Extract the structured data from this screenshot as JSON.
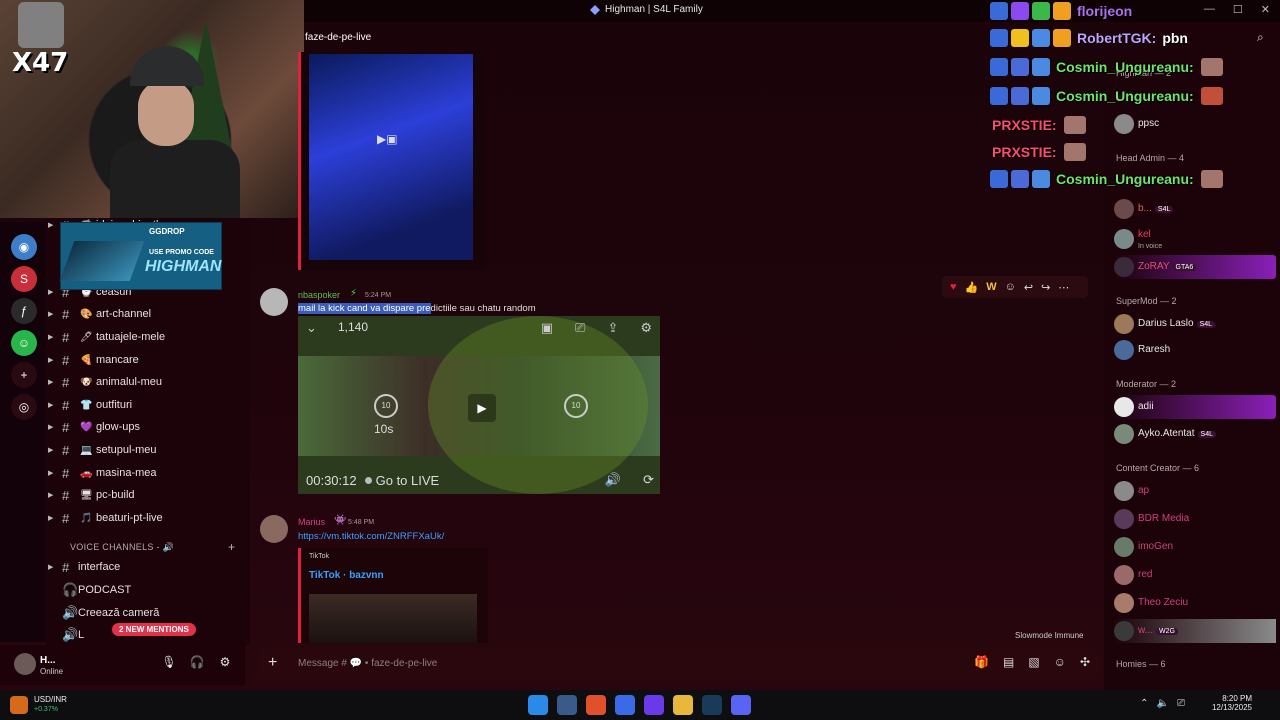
{
  "window": {
    "title": "Highman | S4L Family",
    "controls": [
      "—",
      "☐",
      "✕"
    ]
  },
  "stream": {
    "corner_label": "X47"
  },
  "promo": {
    "brand": "GGDROP",
    "use": "USE PROMO CODE",
    "code": "HIGHMAN"
  },
  "channels": {
    "items": [
      {
        "label": "idei-rechinathon",
        "emoji": "🦈"
      },
      {
        "label": "ceasuri",
        "emoji": "⌚"
      },
      {
        "label": "art-channel",
        "emoji": "🎨"
      },
      {
        "label": "tatuajele-mele",
        "emoji": "🖊"
      },
      {
        "label": "mancare",
        "emoji": "🍕"
      },
      {
        "label": "animalul-meu",
        "emoji": "🐶"
      },
      {
        "label": "outfituri",
        "emoji": "👕"
      },
      {
        "label": "glow-ups",
        "emoji": "💜"
      },
      {
        "label": "setupul-meu",
        "emoji": "💻"
      },
      {
        "label": "masina-mea",
        "emoji": "🚗"
      },
      {
        "label": "pc-build",
        "emoji": "🖥"
      },
      {
        "label": "beaturi-pt-live",
        "emoji": "🎵"
      }
    ],
    "voice_header": "VOICE CHANNELS - 🔊",
    "voice_items": [
      {
        "label": "interface",
        "icon": "#"
      },
      {
        "label": "PODCAST",
        "icon": "🎧"
      },
      {
        "label": "Creează cameră",
        "icon": "🔊"
      },
      {
        "label": "L",
        "icon": "🔊"
      }
    ],
    "mentions": "2 NEW MENTIONS"
  },
  "user": {
    "name": "H...",
    "status": "Online"
  },
  "chat": {
    "channel_title": "faze-de-pe-live",
    "message1": {
      "author": "nbaspoker",
      "time": "5:24 PM",
      "text_selected": "mail la kick cand va dispare pre",
      "text_rest": "dictiile sau chatu random",
      "video": {
        "viewers": "1,140",
        "skip": "10s",
        "timestamp": "00:30:12",
        "live": "Go to LIVE"
      }
    },
    "message2": {
      "author": "Marius",
      "time": "5:48 PM",
      "link": "https://vm.tiktok.com/ZNRFFXaUk/",
      "embed_site": "TikTok",
      "embed_title": "TikTok · bazvnn"
    },
    "slowmode": "Slowmode Immune",
    "composer_placeholder": "Message # 💬 • faze-de-pe-live"
  },
  "members": {
    "sections": [
      {
        "label": "Head Admin — 4"
      },
      {
        "label": "SuperMod — 2"
      },
      {
        "label": "Moderator — 2"
      },
      {
        "label": "Content Creator — 6"
      },
      {
        "label": "Homies — 6"
      }
    ],
    "top_partial": "Highman — 2",
    "list": [
      {
        "name": "ppsc",
        "color": "#e8e8e8",
        "sub": ""
      },
      {
        "name": "b...",
        "color": "#e06060",
        "sub": "",
        "tag": "S4L"
      },
      {
        "name": "kel",
        "color": "#e04050",
        "sub": "In voice"
      },
      {
        "name": "ZoRAY",
        "color": "#e05070",
        "sub": "",
        "tag": "GTA6"
      },
      {
        "name": "Darius Laslo",
        "color": "#e8e8e8",
        "sub": "",
        "tag": "S4L"
      },
      {
        "name": "Raresh",
        "color": "#e8e8e8",
        "sub": ""
      },
      {
        "name": "adii",
        "color": "#e8e8e8",
        "sub": ""
      },
      {
        "name": "Ayko.Atentat",
        "color": "#e8e8e8",
        "sub": "",
        "tag": "S4L"
      },
      {
        "name": "ap",
        "color": "#d04080",
        "sub": ""
      },
      {
        "name": "BDR Media",
        "color": "#d04080",
        "sub": ""
      },
      {
        "name": "imoGen",
        "color": "#d04080",
        "sub": ""
      },
      {
        "name": "red",
        "color": "#d04080",
        "sub": ""
      },
      {
        "name": "Theo Zeciu",
        "color": "#d04080",
        "sub": ""
      },
      {
        "name": "w...",
        "color": "#d04080",
        "sub": "",
        "tag": "W2G"
      }
    ]
  },
  "stream_chat": [
    {
      "name": "florijeon",
      "color": "#b46ef0",
      "msg": ""
    },
    {
      "name": "RobertTGK:",
      "color": "#c9a0ff",
      "msg": "pbn"
    },
    {
      "name": "Cosmin_Ungureanu:",
      "color": "#72e26a",
      "msg": ""
    },
    {
      "name": "Cosmin_Ungureanu:",
      "color": "#72e26a",
      "msg": ""
    },
    {
      "name": "PRXSTIE:",
      "color": "#ff4a72",
      "msg": ""
    },
    {
      "name": "PRXSTIE:",
      "color": "#ff4a72",
      "msg": ""
    },
    {
      "name": "Cosmin_Ungureanu:",
      "color": "#72e26a",
      "msg": ""
    }
  ],
  "taskbar": {
    "ticker": "USD/INR",
    "change": "+0.37%",
    "time": "8:20 PM",
    "date": "12/13/2025"
  },
  "colors": {
    "accent": "#e0213f",
    "link": "#3aa0ff",
    "bg": "#1a0309"
  }
}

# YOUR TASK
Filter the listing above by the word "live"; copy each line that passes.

# ANSWER BOX
        "label": "beaturi-pt-live",
    "channel_title": "faze-de-pe-live",
        "live": "Go to LIVE"
    "composer_placeholder": "Message # 💬 • faze-de-pe-live"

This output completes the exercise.